It is a question relevant to the construction industry as that is where these circumstances are most likely to arise since it relates to adjudication − the procedure specifically devised for resolving disputes in that context.  And it is important because it determines when a party who is unhappy with an adjudicator’s decision who wants to litigate in respect of the matters in dispute, must issue proceedings before the claim becomes time-barred.

The scenario which faced the courts in both cases was as follows:

  • The unsuccessful party to an adjudication makes payment in accordance with the adjudicator’s decision
  • The unsuccessful party then seeks to challenge the validity of the payment made in the courts
  • In such circumstances, when does the limitation clock start ticking on the unsuccessful party’s right to challenge the (allegedly unnecessary) payment?

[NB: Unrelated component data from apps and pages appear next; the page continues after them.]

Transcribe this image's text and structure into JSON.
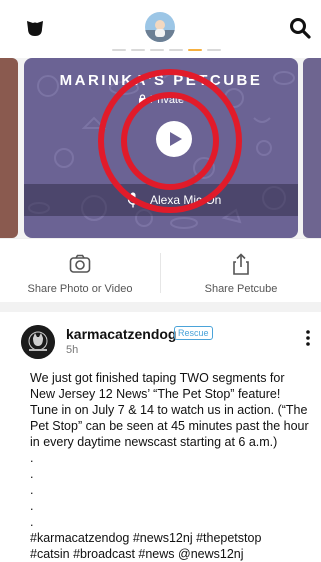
{
  "header": {
    "left_icon": "cat-face-icon",
    "avatar": "profile-avatar",
    "search_icon": "search-icon",
    "pager_count": 6,
    "pager_active_index": 4
  },
  "camera_card": {
    "title": "MARINKA'S PETCUBE",
    "privacy_label": "Private",
    "lock_icon": "lock-icon",
    "play_icon": "play-icon",
    "mic_icon": "microphone-icon",
    "alexa_label": "Alexa Mic On",
    "card_color": "#6b6394",
    "highlight_color": "#e11b2a"
  },
  "share": {
    "photo_label": "Share Photo or Video",
    "photo_icon": "camera-icon",
    "petcube_label": "Share Petcube",
    "petcube_icon": "share-icon"
  },
  "post": {
    "author": "karmacatzendog",
    "badge": "Rescue",
    "time": "5h",
    "body": "We just got finished taping TWO segments for New Jersey 12 News’ “The Pet Stop” feature! Tune in on July 7 & 14 to watch us in action. (“The Pet Stop” can be seen at 45 minutes past the hour in every daytime newscast starting at 6 a.m.)\n.\n.\n.\n.\n.\n#karmacatzendog #news12nj #thepetstop\n#catsin #broadcast #news @news12nj",
    "more_icon": "more-vertical-icon"
  }
}
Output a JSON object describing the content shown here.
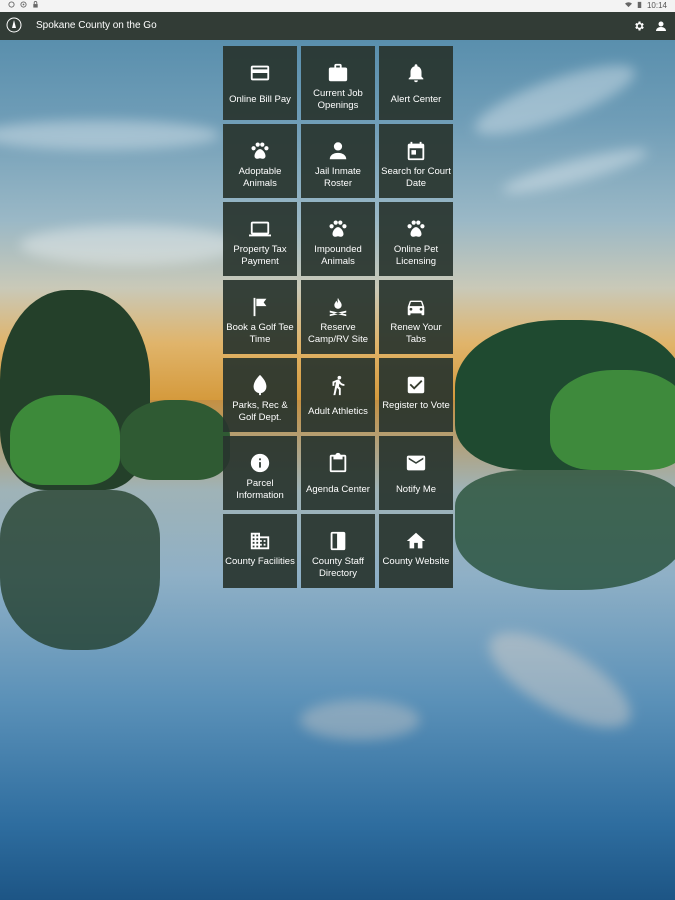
{
  "status_bar": {
    "time": "10:14"
  },
  "app_bar": {
    "title": "Spokane County on the Go",
    "logo_icon": "county-seal-icon",
    "actions": [
      "gear-icon",
      "user-icon"
    ]
  },
  "tiles": [
    {
      "label": "Online Bill Pay",
      "icon": "credit-card-icon"
    },
    {
      "label": "Current Job Openings",
      "icon": "briefcase-icon"
    },
    {
      "label": "Alert Center",
      "icon": "bell-icon"
    },
    {
      "label": "Adoptable Animals",
      "icon": "paw-icon"
    },
    {
      "label": "Jail Inmate Roster",
      "icon": "person-icon"
    },
    {
      "label": "Search for Court Date",
      "icon": "calendar-icon"
    },
    {
      "label": "Property Tax Payment",
      "icon": "laptop-icon"
    },
    {
      "label": "Impounded Animals",
      "icon": "paw-icon"
    },
    {
      "label": "Online Pet Licensing",
      "icon": "paw-icon"
    },
    {
      "label": "Book a Golf Tee Time",
      "icon": "flag-icon"
    },
    {
      "label": "Reserve Camp/RV Site",
      "icon": "campfire-icon"
    },
    {
      "label": "Renew Your Tabs",
      "icon": "car-icon"
    },
    {
      "label": "Parks, Rec & Golf Dept.",
      "icon": "leaf-icon"
    },
    {
      "label": "Adult Athletics",
      "icon": "walking-icon"
    },
    {
      "label": "Register to Vote",
      "icon": "checkbox-icon"
    },
    {
      "label": "Parcel Information",
      "icon": "info-icon"
    },
    {
      "label": "Agenda Center",
      "icon": "clipboard-icon"
    },
    {
      "label": "Notify Me",
      "icon": "mail-icon"
    },
    {
      "label": "County Facilities",
      "icon": "building-icon"
    },
    {
      "label": "County Staff Directory",
      "icon": "book-icon"
    },
    {
      "label": "County Website",
      "icon": "home-icon"
    }
  ],
  "colors": {
    "app_bar": "#323c36",
    "tile": "#28342e",
    "text": "#ffffff"
  }
}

The two cases are Aspect Contracts v. Higgins Construction [2013] EWCA Civ 1541 and Walker Construction v. Quayside Homes [2014] EWCA Civ 93 heard in October and November 2013 respectively (though judgments were handed down in November and February).

In Aspect, the Court of Appeal (consisting of Lord Justices Longmore, Rimer, and Tomlinson) decided that the paying party accrues a new cause of action at the date of payment.  This overturned Akenhead J’s first instance decision, which preferred that the cause of action accrued “whenever it otherwise did before the decision was issued”.  The result being that under the Court of Appeal’s view, the paying party has a far longer limitation period to challenge the payment.

The Court of Appeal arrived at this conclusion on the basis that adjudication is only intended to be binding until final determination of the matter, with Longmore LJ stating:

“If the final determination decides that a particular party has paid too much, repayment must be made.”

The decision in Aspect can be contrasted with that of Walker.

In Walker, the Court of Appeal (consisting of Lord Justices Laws, McFarlane and Gloster) preferred Akenhead J’s first instance reasoning in Aspect. Gloster LJ gave the leading judgment. The Court of Appeal therefore held that the cause of action arises from:

“the underlying construction contract itself and was thus subject to the six year limitation period applicable to that contract.”

Given the polarity between these two decisions, coupled with their close proximity in terms of timing, it is perhaps possible that the Court of Appeal’s decision in Aspect did not come to the attention of the differently constituted members in Walker. Nevertheless, consequently considerable uncertainty surrounds the issue.

The good news is that Aspect is due before the Supreme Court in April 2015 so the conflict should be resolved very soon.

For what it’s worth, my money is on the Supreme Court endorsing the first instance decision such that the (shorter) ordinary contractual limitation period applies.  Watch this space for a suitably triumphalist − or humble response to the Supreme Court’s decision next year!

Michael Bonning is an Associate in Michelmores LLP’s Construction Team with specialist expertise in adjudication and High Court enforcement proceedings.